Additionally, we have added a new collection of materials from Dr. Moses A. Ray (1920-1995), a dentist, mayor, community advocate and leader in Tarboro. Dr. Ray was a graduate of Shaw University and Howard University, where he earned his doctorate in dentistry. After settling in Tarboro in 1946, he helped establish the Edgecombe Credit Union for African-Americans, was a trustee of the Edgecombe Technical Institute, led the East Tarboro Citizens League, was a member of the North Carolina Board of Transportation, and served on the Tarboro Town Council and as the first post-Reconstruction African-American mayor of Tarboro. This list comprises only a portion of the many leadership roles he held in Tarboro over the second half of the twentieth century. His community service was honored with many certificates and plaques that are now available as a part of the collection on Digital NC.
Visitors to the site can also see photographs from throughout Dr. Ray’s life depicting some of his work in the Tarboro community. We have also added a program from a 2015 Phoenix Historical Society educational program honoring his life of service, which further details some of his accomplishments like helping establish low-income housing and paved roads in East Tarboro. The Phoenix Historical Society records and promotes the African-American history of Edgecombe County; researchers can learn more online or in the East Carolina University Manuscript Collection. View the Dr. Moses Ray Collection here and see the rest of our Edgecombe County Memorial Library materials here.
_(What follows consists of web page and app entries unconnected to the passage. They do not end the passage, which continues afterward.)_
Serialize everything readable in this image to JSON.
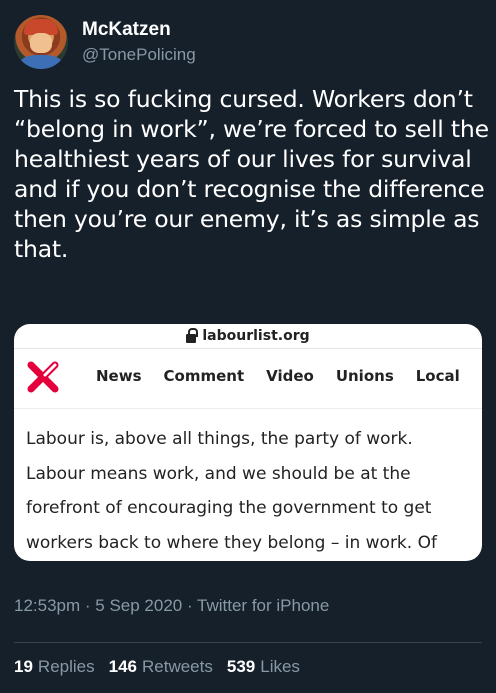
{
  "user": {
    "display_name": "McKatzen",
    "handle": "@TonePolicing"
  },
  "tweet": {
    "text": "This is so fucking cursed. Workers don’t “belong in work”, we’re forced to sell the healthiest years of our lives for survival and if you don’t recognise the difference then you’re our enemy, it’s as simple as that."
  },
  "card": {
    "url": "labourlist.org",
    "nav": [
      "News",
      "Comment",
      "Video",
      "Unions",
      "Local"
    ],
    "article_text": "Labour is, above all things, the party of work. Labour means work, and we should be at the forefront of encouraging the government to get workers back to where they belong – in work. Of course, it is important",
    "logo_color": "#e4003b"
  },
  "meta": {
    "timestamp": "12:53pm · 5 Sep 2020 · Twitter for iPhone"
  },
  "stats": {
    "replies_count": "19",
    "replies_label": "Replies",
    "retweets_count": "146",
    "retweets_label": "Retweets",
    "likes_count": "539",
    "likes_label": "Likes"
  }
}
The North Carolina Digital Heritage Center is pleased to announce materials from our partners at Saint Augustine’s University [formerly known as Saint Augustine’s College] in Raleigh, NC are now available for viewing and researching purposes. The materials we digitized are a part of the Voices of the Episcopal Church Women project that features women who attended St. Augustine’s University and had a positive impact on their communities. These women participated in the leadership positions at the local Episcopal churches, played roles in activism in Raleigh, had careers in politics, nursing and education to name a few and produced great works of art. There are candid photographs and portraits of the women of Saint Augustine’s University attending classes and church, leading educational instruction, and generally living their lives. Newspaper clippings can be found that detail the work and contributions to their respective communities. There are also audio files where you can hear interviews with some of the women featured in the Voices of the Episcopal Women project. These materials contribute to St. Augustine’s University’s rich history by providing insight into the connections among education, church and community. You can find these materials on the NCDHC website. To see what is happening at St. Augustine’s University these days, visit their website.
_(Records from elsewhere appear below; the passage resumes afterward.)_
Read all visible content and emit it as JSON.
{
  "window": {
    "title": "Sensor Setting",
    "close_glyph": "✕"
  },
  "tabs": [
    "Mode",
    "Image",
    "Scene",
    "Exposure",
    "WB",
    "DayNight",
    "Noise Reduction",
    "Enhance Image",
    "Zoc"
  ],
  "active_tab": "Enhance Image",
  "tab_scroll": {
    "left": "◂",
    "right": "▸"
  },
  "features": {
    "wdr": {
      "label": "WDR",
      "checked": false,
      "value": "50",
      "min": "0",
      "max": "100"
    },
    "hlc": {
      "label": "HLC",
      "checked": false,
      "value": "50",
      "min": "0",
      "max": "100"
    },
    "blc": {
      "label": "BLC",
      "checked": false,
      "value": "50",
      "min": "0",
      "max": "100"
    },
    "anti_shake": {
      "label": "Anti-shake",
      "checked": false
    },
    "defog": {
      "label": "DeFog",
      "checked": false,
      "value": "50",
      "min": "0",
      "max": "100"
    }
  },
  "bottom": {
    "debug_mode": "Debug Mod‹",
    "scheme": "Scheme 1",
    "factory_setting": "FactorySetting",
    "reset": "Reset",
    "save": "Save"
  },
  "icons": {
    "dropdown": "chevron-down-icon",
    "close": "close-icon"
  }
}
This blog is maintained by the staff of the North Carolina Digital Heritage Center and features the latest news and highlights from the collections at DigitalNC, an online library of primary sources from organizations across North Carolina.